Cholesterol is a waxy, fat-like, natural substance found in all cells of the body. Cholesterol has two sources, your body and the foods you consume. In general, your body produces all the cholesterol it needs for healthy function.
The body uses cholesterol to produce hormones, Vitamin D and bile acids that digest fat. Lipoproteins are carriers that transport cholesterol through your blood stream to your cells. Low density lipoproteins (LDL), high density lipoproteins (HDL) and triglycerides make up your total cholesterol count. Your body needs a balance of LDL and HDL in order to function and stay healthy. As cholesterol is not dissolvable in the body, too much LDL and not enough HDL can lead to a higher risk of heart disease and stroke.

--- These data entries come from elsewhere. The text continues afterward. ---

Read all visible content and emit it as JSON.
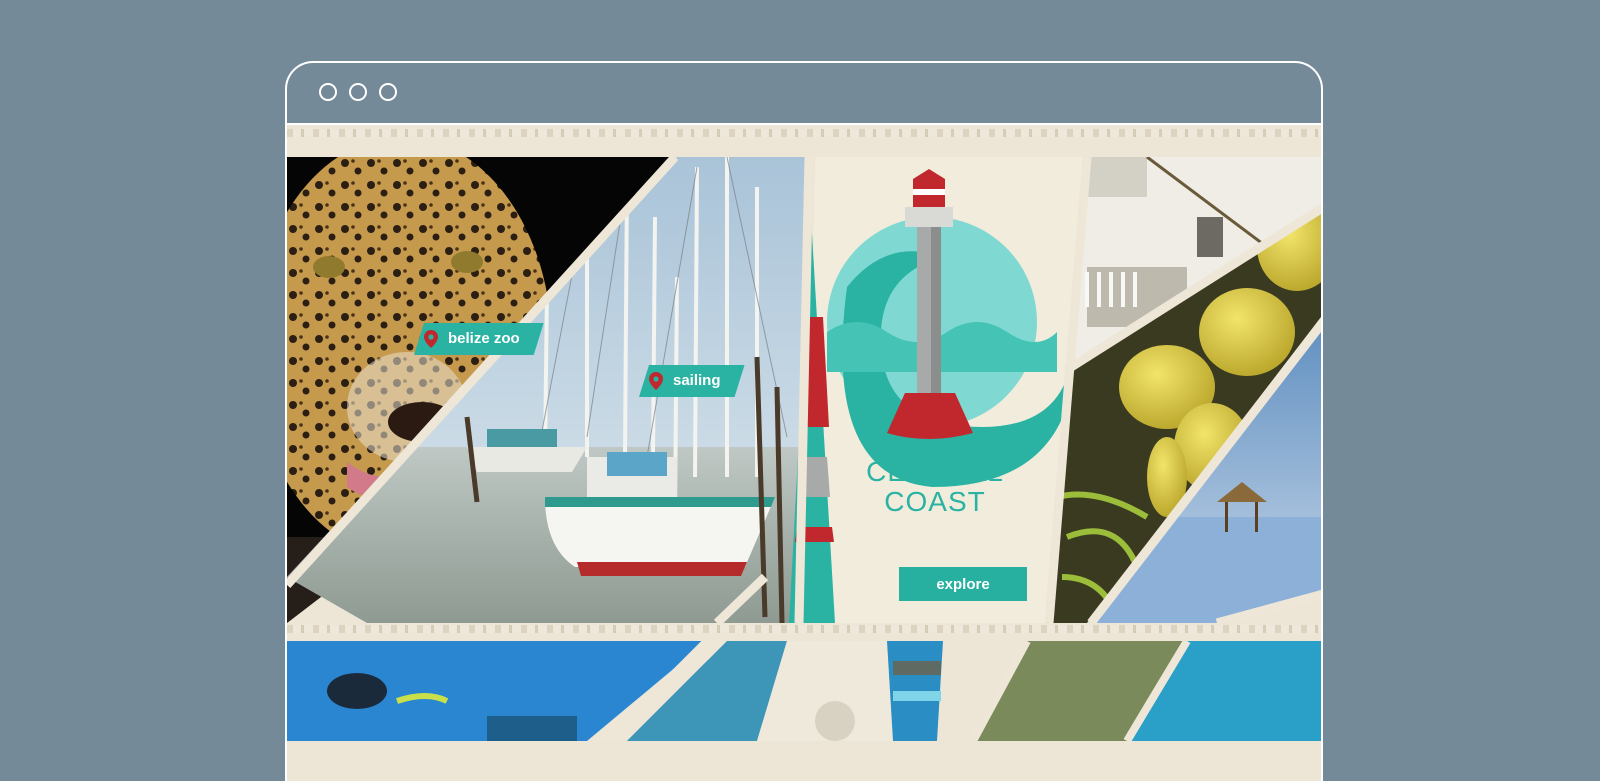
{
  "window": {
    "controls": [
      "window-dot",
      "window-dot",
      "window-dot"
    ]
  },
  "hero": {
    "tags": [
      {
        "label": "belize zoo",
        "icon": "map-pin-icon"
      },
      {
        "label": "sailing",
        "icon": "map-pin-icon"
      }
    ],
    "brand": {
      "line1": "CENTRAL",
      "line2": "COAST",
      "icon": "lighthouse-icon"
    },
    "cta_label": "explore"
  },
  "colors": {
    "background": "#758a99",
    "paper": "#ede6d6",
    "accent_teal": "#2ab3a3",
    "accent_red": "#c0282d",
    "white": "#ffffff"
  }
}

HDL, commonly referred to as the “good cholesterol”, helps prevent LDL or “bad cholesterol” from lodging in your artery walls. HDL is believed to carry cholesterol away from the arteries to the liver where it can be eliminated. When the LDL level is too high, cholesterol builds up in the artery walls causing blockage and reducing the flexibility of the arteries.
Knowing your total blood cholesterol level is the first step toward improved cardiovascular health. The American Heart Association presents the following guidelines:Total Blood Cholesterol Levels:
- Desirable and the lowest risk: Less than 200 mg/dL
- Borderline High and greater risk: 200-239 mg/dL
- High with twice the risk: 240 mg/dL and above
- Near or above optimal: 100-129 mg/dL
- Borderline high: 130-159 mg/dL
- High: 160-189 mg/dL
- Very high: 190 mg/dL and above
- High Risk for Men: Less than 40 mg/dL
- HIgh Risk for Women: Less than 50 mg/dL
- Lower Risk: 40-59 mg/dL
- Lowest Risk: 60 mg/dL and above
Healthy lifestyle habits can make a difference in your total cholesterol levels. The Mayo Clinic recommends these lifestyle guidelines to help reduce cholesterol or enhance the effect of cholesterol lowering medications:
1. Manage your weight. If you are overweight, losing 5-10% of your body weight can significantly reduce your LDL cholesterol.
2. Chose heart healthy foods.
- Saturated fats found in red meat and dairy raise LDL levels. Monosaturated fats found in olive, peanut and canola oils are healthier options. Olive oil, especially, extra virgin, contains antioxidants that lower LDL levels.
- Limit transfats such as those found in fried foods and commercially baked products containing partially hydrogenated oils.
- Reduce cholesterol laden foods such as whole milk dairy products, organ meats and egg yolks.
- Consume more fiber containing fruits and veggies that lower LDL cholesterol.
- Fish, such as salmon, herring, mackerel, tuna and sardines, contains Omega 3 fatty acids that can reduce your risk of developing coronary disease.
- Walnuts, almonds, peanuts and hazelnuts are rich in polyunsaturated fatty acids and help keep blood vessels healthy.
- Plant sterols found naturally in grains, vegetables, fruits, beans, nuts and seeds have powerful cholesterol reducing properties.
3. Exercise daily. All activity is helpful, thirty minutes even better. Moderate physical activity can raise HDL levels.
4. Stop smoking. When you do, your blood pressure decreases almost immediately and your risk of heart attack decreases within 24 hours . After one year, a former smoker’s risk is half that of a smoker.
5. Use alcohol in moderation. More than one or two drinks per day can result in higher risk of heart failure or stroke.
Cholesterol levels are affected by age, gender, family health history and diet. Along with your healthy diet and exercise plan, consider these cholesterol affecting supplements to help improve your numbers and your overall heart health.
- Niacin, also known as vitamin B3, raises HDL levels and reduces triglycerides.
- Omega 3 Fatty Acids – Reduces blood pressure and inflammation. Raises HDL levels.
- Plant Sterols – Helps block cholesterol absorption, lowering LDL levels.
- Red Yeast Rice – Thought to lower LDL cholesterol.
- L-Arginine – Improves blood flow to the heart and flexibility of arterial walls.